■ **Assignment**
The data that follows is to be given again, exactly as written.

■ **Interface dataset entries**
═══
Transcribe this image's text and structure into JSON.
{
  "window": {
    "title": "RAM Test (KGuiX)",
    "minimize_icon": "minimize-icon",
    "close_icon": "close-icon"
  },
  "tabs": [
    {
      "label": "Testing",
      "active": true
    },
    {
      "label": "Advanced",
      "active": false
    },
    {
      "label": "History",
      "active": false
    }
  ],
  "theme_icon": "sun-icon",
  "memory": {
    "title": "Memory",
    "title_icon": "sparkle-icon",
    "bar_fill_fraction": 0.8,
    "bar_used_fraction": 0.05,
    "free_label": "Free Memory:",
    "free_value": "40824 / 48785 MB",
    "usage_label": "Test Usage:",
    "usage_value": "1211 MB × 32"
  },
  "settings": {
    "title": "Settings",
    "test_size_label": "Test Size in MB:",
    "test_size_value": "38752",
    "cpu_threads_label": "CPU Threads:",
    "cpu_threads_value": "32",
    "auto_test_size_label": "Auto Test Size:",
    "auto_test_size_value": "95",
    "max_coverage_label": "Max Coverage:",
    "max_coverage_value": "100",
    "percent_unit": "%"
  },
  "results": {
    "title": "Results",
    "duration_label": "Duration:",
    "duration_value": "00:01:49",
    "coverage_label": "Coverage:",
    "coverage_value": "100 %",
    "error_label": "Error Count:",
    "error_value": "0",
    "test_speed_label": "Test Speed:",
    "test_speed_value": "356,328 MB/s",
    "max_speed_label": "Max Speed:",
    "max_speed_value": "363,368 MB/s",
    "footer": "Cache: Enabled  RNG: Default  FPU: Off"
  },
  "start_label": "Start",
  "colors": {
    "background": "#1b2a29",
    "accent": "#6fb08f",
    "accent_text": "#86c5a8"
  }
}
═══
■ **Solution to this exercise**
Transcribe this image's text and structure into JSON.
{
  "window": {
    "title": "RAM Test (KGuiX)",
    "minimize_icon": "minimize-icon",
    "close_icon": "close-icon"
  },
  "tabs": [
    {
      "label": "Testing",
      "active": true
    },
    {
      "label": "Advanced",
      "active": false
    },
    {
      "label": "History",
      "active": false
    }
  ],
  "theme_icon": "sun-icon",
  "memory": {
    "title": "Memory",
    "title_icon": "sparkle-icon",
    "bar_fill_fraction": 0.8,
    "bar_used_fraction": 0.05,
    "free_label": "Free Memory:",
    "free_value": "40824 / 48785 MB",
    "usage_label": "Test Usage:",
    "usage_value": "1211 MB × 32"
  },
  "settings": {
    "title": "Settings",
    "test_size_label": "Test Size in MB:",
    "test_size_value": "38752",
    "cpu_threads_label": "CPU Threads:",
    "cpu_threads_value": "32",
    "auto_test_size_label": "Auto Test Size:",
    "auto_test_size_value": "95",
    "max_coverage_label": "Max Coverage:",
    "max_coverage_value": "100",
    "percent_unit": "%"
  },
  "results": {
    "title": "Results",
    "duration_label": "Duration:",
    "duration_value": "00:01:49",
    "coverage_label": "Coverage:",
    "coverage_value": "100 %",
    "error_label": "Error Count:",
    "error_value": "0",
    "test_speed_label": "Test Speed:",
    "test_speed_value": "356,328 MB/s",
    "max_speed_label": "Max Speed:",
    "max_speed_value": "363,368 MB/s",
    "footer": "Cache: Enabled  RNG: Default  FPU: Off"
  },
  "start_label": "Start",
  "colors": {
    "background": "#1b2a29",
    "accent": "#6fb08f",
    "accent_text": "#86c5a8"
  }
}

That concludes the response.